|Date(s):||1945 to 1970|
|Location(s):||Indiana University Medical Center|
|Tag(s):||World War II, Indiana University, Medical Research|
|Course:||“The History of Medicine and Public Health,” Indiana University-Purdue University, Indianapolis|
After the end of World War II, there was much to be done to improve the Indiana University Medical Center for the better. As can be seen from the document written in 1945, postwar plans were drawn out to improve the administrative, educational, research set-up, and curriculum for postgraduate study and to incorporate the creation of new buildings in preparation for the arrival of the armed forces. Committee members held great responsibility for the future of the medical center and made decisions that would alter the outlook of its progression.

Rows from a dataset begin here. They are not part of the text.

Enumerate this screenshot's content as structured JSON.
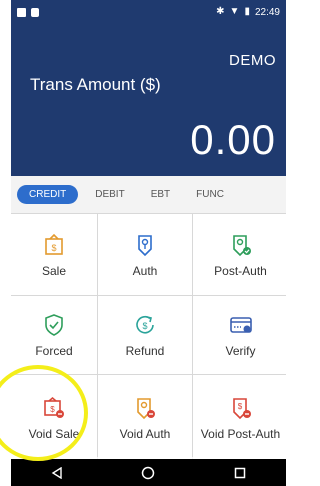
{
  "status_bar": {
    "left_icons": [
      "image-icon",
      "notification-icon"
    ],
    "right_icons": [
      "bluetooth-icon",
      "wifi-icon",
      "battery-icon"
    ],
    "time": "22:49"
  },
  "header": {
    "mode": "DEMO",
    "amount_label": "Trans Amount ($)",
    "amount": "0.00"
  },
  "tabs": [
    {
      "label": "CREDIT",
      "active": true
    },
    {
      "label": "DEBIT",
      "active": false
    },
    {
      "label": "EBT",
      "active": false
    },
    {
      "label": "FUNC",
      "active": false
    }
  ],
  "actions": [
    {
      "label": "Sale",
      "icon": "sale-icon",
      "color": "#e39a2e"
    },
    {
      "label": "Auth",
      "icon": "auth-icon",
      "color": "#2d6dcc"
    },
    {
      "label": "Post-Auth",
      "icon": "post-auth-icon",
      "color": "#2e9e5b"
    },
    {
      "label": "Forced",
      "icon": "forced-icon",
      "color": "#2e9e5b"
    },
    {
      "label": "Refund",
      "icon": "refund-icon",
      "color": "#2aa39a"
    },
    {
      "label": "Verify",
      "icon": "verify-icon",
      "color": "#3a5fb0"
    },
    {
      "label": "Void Sale",
      "icon": "void-sale-icon",
      "color": "#d9473a"
    },
    {
      "label": "Void Auth",
      "icon": "void-auth-icon",
      "color": "#e39a2e"
    },
    {
      "label": "Void Post-Auth",
      "icon": "void-post-auth-icon",
      "color": "#d9473a"
    }
  ],
  "nav": [
    "back-icon",
    "home-icon",
    "recents-icon"
  ],
  "colors": {
    "header_bg": "#1f3a6f",
    "accent": "#2d6dcc",
    "highlight": "#f4ee1a"
  }
}
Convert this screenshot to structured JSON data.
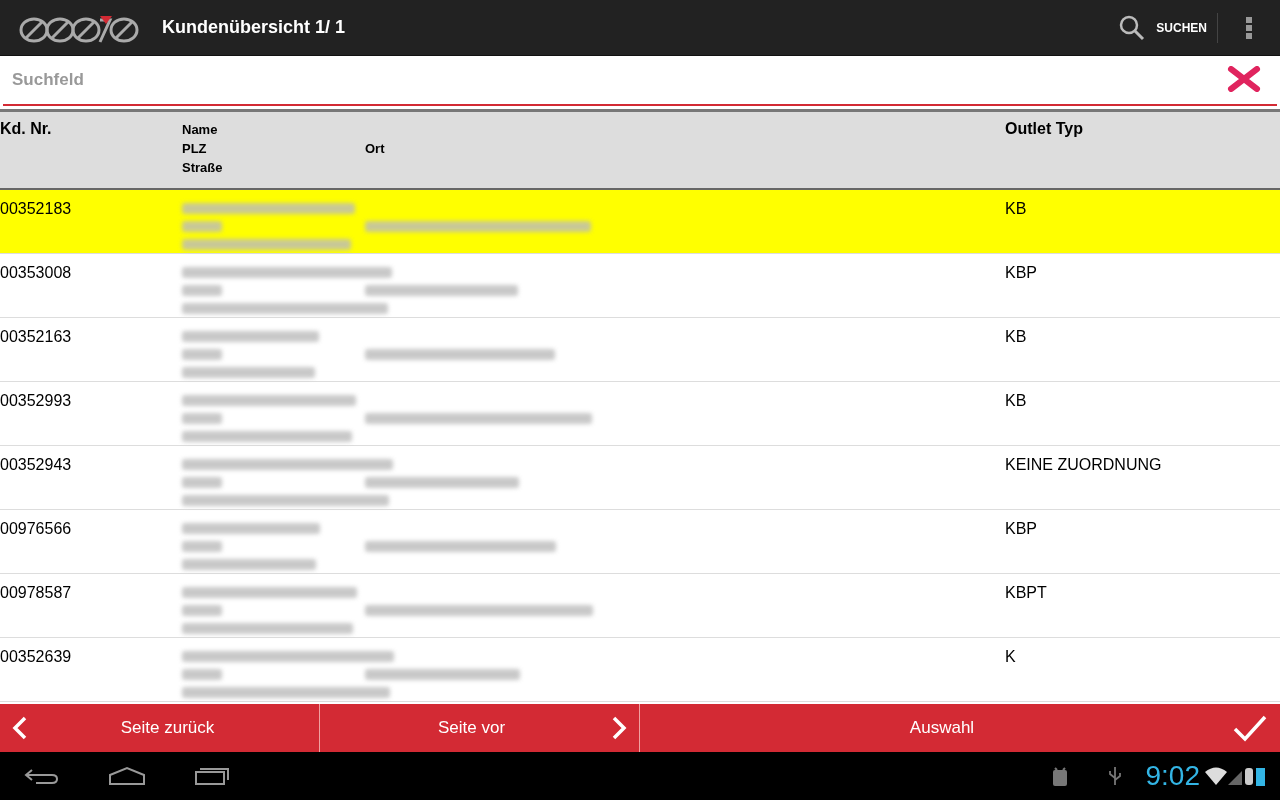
{
  "action_bar": {
    "title": "Kundenübersicht 1/ 1",
    "search_label": "SUCHEN"
  },
  "search": {
    "placeholder": "Suchfeld"
  },
  "table": {
    "columns": {
      "number": "Kd. Nr.",
      "name": "Name",
      "plz": "PLZ",
      "ort": "Ort",
      "street": "Straße",
      "outlet": "Outlet Typ"
    },
    "rows": [
      {
        "number": "00352183",
        "outlet": "KB",
        "selected": true
      },
      {
        "number": "00353008",
        "outlet": "KBP",
        "selected": false
      },
      {
        "number": "00352163",
        "outlet": "KB",
        "selected": false
      },
      {
        "number": "00352993",
        "outlet": "KB",
        "selected": false
      },
      {
        "number": "00352943",
        "outlet": "KEINE ZUORDNUNG",
        "selected": false
      },
      {
        "number": "00976566",
        "outlet": "KBP",
        "selected": false
      },
      {
        "number": "00978587",
        "outlet": "KBPT",
        "selected": false
      },
      {
        "number": "00352639",
        "outlet": "K",
        "selected": false
      }
    ]
  },
  "bottom_bar": {
    "back": "Seite zurück",
    "forward": "Seite vor",
    "select": "Auswahl"
  },
  "status_bar": {
    "time": "9:02"
  }
}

They knew that the most important aspect of change that should be focused on was change in the administrative, educational, and scientific research of the center. Work for the medical center’s improvement was delegated and distributed to different health professionals and six different committees were created, each with its own purpose.
As for the development of the research field in the Indiana University Medical Center, committee members; Chairman Dean Gatch, Mr. Eli Lily, and Mr. Hugh Mck. Landon; as well as other members all agreed that research should be incorporated into patient care and the teaching of medicine to medical students. Furthermore, the committee called for increasing clinical staff at the medical center to meet the demands of the research field which was progressing forward at an increasing rate after the discoveries made during the war. Staff was increased in all components of work at the medical center, ranging from the clerical staff in charge of maintaining records and assisting with publications to hiring a director of research who would serve as an advisor to all other research faculty.
The increasing need for more personnel and the better establishment of research principles within medical institutions came to light during World War II. During the war, there were not enough individuals available to care for the growing numbers in need, and it was also realized that the research field had not reached the bounds needed by the demands of war. The research field could not have reached its potential and medical institutions could not have met this growing demand if not for federal support. In the twenty years since the end of World War II, there have been many advances in the cooperation between the medical field and the federal government. Joseph C. Hinsey discusses “the value of the cooperation between the federal government and health agencies in the field of research” and “that the over-all effect upon the advance of medicine has been very good because the frontiers of knowledge have been pushed back”. The effort put into the improvements in the organization of research and the administrative/faculty structure made by the Indiana University Medical Center could not have been carried out if not for the federal support that strengthened after the end of the war.